Hanke, K. (2002) La Belle et la Bête Film Review. URL: http://mtnx.pmhclients.com/movies/review/beauty_and_the_beast (Accessed on 29.10.2013)

Schwartz, D.  (2006) La Belle et la Bête Film Review. URL: http://homepages.sover.net/~ozus/beautyandthebeast.htm (Accessed on 29.10.2013)

Johanson, M. (2002) La Belle et la Bête Film Review. URL: http://www.flickfilosopher.com/2002/08/beauty-and-the-beast-la-belle-et-la-bete-review.html (Accessed on 29.10.2013)


Illustration List:

Fig. 1. La Belle et la Bête Poster Art (1946) From: La Belle et la Bête Directed by: Jean Cocteau. [Poster] France. Lopert Pictures. At: http://www.johncoulthart.com/feuilleton/2013/10/07/la-belle-et-la-bete-posters/ (Accessed on 29.10.2013)

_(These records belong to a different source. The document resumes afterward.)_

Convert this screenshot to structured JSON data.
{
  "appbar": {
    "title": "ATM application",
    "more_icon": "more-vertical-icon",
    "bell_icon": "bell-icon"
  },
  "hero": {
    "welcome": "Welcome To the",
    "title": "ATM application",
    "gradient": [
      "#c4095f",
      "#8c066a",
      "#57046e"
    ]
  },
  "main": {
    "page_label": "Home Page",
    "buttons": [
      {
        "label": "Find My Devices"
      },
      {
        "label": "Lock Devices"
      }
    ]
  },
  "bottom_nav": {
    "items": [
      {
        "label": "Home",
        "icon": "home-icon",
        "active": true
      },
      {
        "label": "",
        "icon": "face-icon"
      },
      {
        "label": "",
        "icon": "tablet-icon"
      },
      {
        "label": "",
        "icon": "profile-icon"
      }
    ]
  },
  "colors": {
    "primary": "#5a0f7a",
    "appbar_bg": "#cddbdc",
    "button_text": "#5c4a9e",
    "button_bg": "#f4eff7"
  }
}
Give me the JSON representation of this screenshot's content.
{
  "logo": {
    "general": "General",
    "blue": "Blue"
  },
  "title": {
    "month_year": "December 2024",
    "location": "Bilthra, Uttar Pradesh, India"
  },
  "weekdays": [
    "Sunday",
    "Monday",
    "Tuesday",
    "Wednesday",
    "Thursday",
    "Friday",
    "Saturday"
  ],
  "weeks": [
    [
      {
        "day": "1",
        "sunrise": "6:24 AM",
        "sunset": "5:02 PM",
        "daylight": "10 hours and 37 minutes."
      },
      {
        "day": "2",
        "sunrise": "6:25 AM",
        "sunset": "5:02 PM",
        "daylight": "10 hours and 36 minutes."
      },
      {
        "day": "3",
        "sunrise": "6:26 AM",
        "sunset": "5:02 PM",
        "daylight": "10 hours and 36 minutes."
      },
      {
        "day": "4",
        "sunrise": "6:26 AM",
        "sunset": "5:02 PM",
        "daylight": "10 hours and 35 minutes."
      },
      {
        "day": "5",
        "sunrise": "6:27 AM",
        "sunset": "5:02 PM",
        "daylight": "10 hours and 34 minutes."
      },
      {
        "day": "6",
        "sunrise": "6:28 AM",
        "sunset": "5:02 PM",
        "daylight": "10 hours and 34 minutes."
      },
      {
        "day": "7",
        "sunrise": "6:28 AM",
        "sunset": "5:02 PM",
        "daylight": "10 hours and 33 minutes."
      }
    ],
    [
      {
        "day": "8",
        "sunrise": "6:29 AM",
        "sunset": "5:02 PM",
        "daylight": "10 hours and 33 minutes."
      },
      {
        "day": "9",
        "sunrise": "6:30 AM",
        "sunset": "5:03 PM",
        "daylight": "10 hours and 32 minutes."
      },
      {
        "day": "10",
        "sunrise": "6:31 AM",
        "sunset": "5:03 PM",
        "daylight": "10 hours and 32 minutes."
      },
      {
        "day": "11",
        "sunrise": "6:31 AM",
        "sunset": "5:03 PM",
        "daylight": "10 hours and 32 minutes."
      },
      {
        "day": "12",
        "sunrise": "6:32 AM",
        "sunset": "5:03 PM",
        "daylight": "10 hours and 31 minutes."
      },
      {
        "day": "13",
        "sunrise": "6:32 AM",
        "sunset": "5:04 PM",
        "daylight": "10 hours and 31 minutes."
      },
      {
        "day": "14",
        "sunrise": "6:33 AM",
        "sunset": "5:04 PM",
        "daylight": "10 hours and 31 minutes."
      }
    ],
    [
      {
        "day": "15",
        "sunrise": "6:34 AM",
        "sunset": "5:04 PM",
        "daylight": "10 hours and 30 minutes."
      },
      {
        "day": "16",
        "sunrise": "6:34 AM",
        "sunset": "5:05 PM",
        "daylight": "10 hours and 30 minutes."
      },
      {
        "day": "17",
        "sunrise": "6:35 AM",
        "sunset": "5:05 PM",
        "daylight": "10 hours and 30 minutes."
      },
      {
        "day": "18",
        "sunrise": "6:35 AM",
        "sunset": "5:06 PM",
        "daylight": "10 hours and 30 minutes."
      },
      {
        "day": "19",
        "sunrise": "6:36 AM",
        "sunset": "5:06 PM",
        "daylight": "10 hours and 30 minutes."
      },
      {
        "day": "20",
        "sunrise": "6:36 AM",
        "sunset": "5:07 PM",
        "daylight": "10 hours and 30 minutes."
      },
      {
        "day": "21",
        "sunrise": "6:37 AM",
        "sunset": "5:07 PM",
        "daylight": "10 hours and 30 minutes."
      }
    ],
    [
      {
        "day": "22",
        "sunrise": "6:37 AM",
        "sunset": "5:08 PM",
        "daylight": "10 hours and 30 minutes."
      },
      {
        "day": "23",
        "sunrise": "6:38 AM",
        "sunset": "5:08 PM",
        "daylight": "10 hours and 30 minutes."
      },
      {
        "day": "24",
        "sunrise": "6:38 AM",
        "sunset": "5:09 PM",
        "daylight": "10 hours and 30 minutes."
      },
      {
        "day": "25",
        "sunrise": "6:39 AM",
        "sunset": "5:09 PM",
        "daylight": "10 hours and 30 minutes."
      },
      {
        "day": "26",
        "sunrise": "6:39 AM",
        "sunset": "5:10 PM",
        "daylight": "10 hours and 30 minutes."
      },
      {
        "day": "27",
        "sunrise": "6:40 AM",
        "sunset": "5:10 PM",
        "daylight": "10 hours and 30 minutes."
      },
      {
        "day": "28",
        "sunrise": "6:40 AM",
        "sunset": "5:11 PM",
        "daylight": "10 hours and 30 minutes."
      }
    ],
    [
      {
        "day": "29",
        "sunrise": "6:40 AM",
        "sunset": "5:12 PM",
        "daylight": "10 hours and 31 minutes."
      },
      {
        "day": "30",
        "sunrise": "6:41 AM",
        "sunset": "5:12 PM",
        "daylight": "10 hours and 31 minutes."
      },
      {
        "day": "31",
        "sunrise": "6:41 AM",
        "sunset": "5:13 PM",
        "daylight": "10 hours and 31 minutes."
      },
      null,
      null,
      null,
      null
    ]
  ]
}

Fig. 2. Belle's Step-Sisters Sisters - Adelaide & Felicie (1946) From: La Belle et la Bête Directed by: Jean Cocteau. [Film Still] France. Lopert Pictures. At: http://frocktalk.com/?p=1520 (Accessed on 29.10.2013)

Fig. 3. Cinderella's Step- Sisters - Drizella and Anastasia (1950) From: Cinderella Directed by: Clyde Geronimi. [Film Still] United States. Walt Disney Productions. At: http://4.bp.blogspot.com/_yGHvCyxYCoA/Sb8kyrdsAAI/AAAAAAAAAY8/lW47bZj-R0M/s1600/Cinderella%2Bsisters (Accessed on 29.10.2013)

Fig. 4. Belle walking through the Castle Corridor (1946) From: La Belle et la Bête Directed by: Jean Cocteau. [Film Still] France. Lopert Pictures. At: http://dudummesau.com/2011/09/11/klaus-kinski-call-me-beast/ (Accessed on 29.10.2013)

Fig. 5. The Beast carrying Belle to her room (1946) From: La Belle et la Bête Directed by: Jean Cocteau. [Film Still] France. Lopert Pictures. At: http://frocktalk.com/?p=1520 (Accessed on 29.10.2013)

Fig. 5. La Belle et la Bête Magic Mirror (1946) From: La Belle et la Bête Directed by: Jean Cocteau. [Film Still] France. Lopert Pictures. At: http://thepandorian.com/page/127/ (Accessed on 29.10.2013)

Fig. 7. Snow White Magic Mirror (1937) From: Snow White and the Seven Dwarfs Directed by: David Hand. [Film Still] United States. Walt Disney Productions. At: http://www.flickriver.com/photos/betterlivingthroughimagineering/sets/72157610858659778/ (Accessed on 29.10.2013)

1 comment:

  1. Hi Heidi,
    Well done getting your film review out of the way so sharply :)
    Just a couple of little points really... just check that when you have used a quote, the rest of the sentence still makes sense; you might need an extra word here and there. For example, the bit you have written here -

    'As said by Dennis Schwartz in his review, ''It sets the benchmark in elegance for such fantasy films.'' (Schwartz, D) is replicated by the American fairy tale novel of the story by Walt Disney'

    makes more sense if you put an 'and' before 'is replicated'. Also, after the quote, you need just the author's surname, followed by the date, so (Schwartz, 2006) for example.
    Other than that, you have made some interesting comparisons between this and subsequent films :)

    ReplyDelete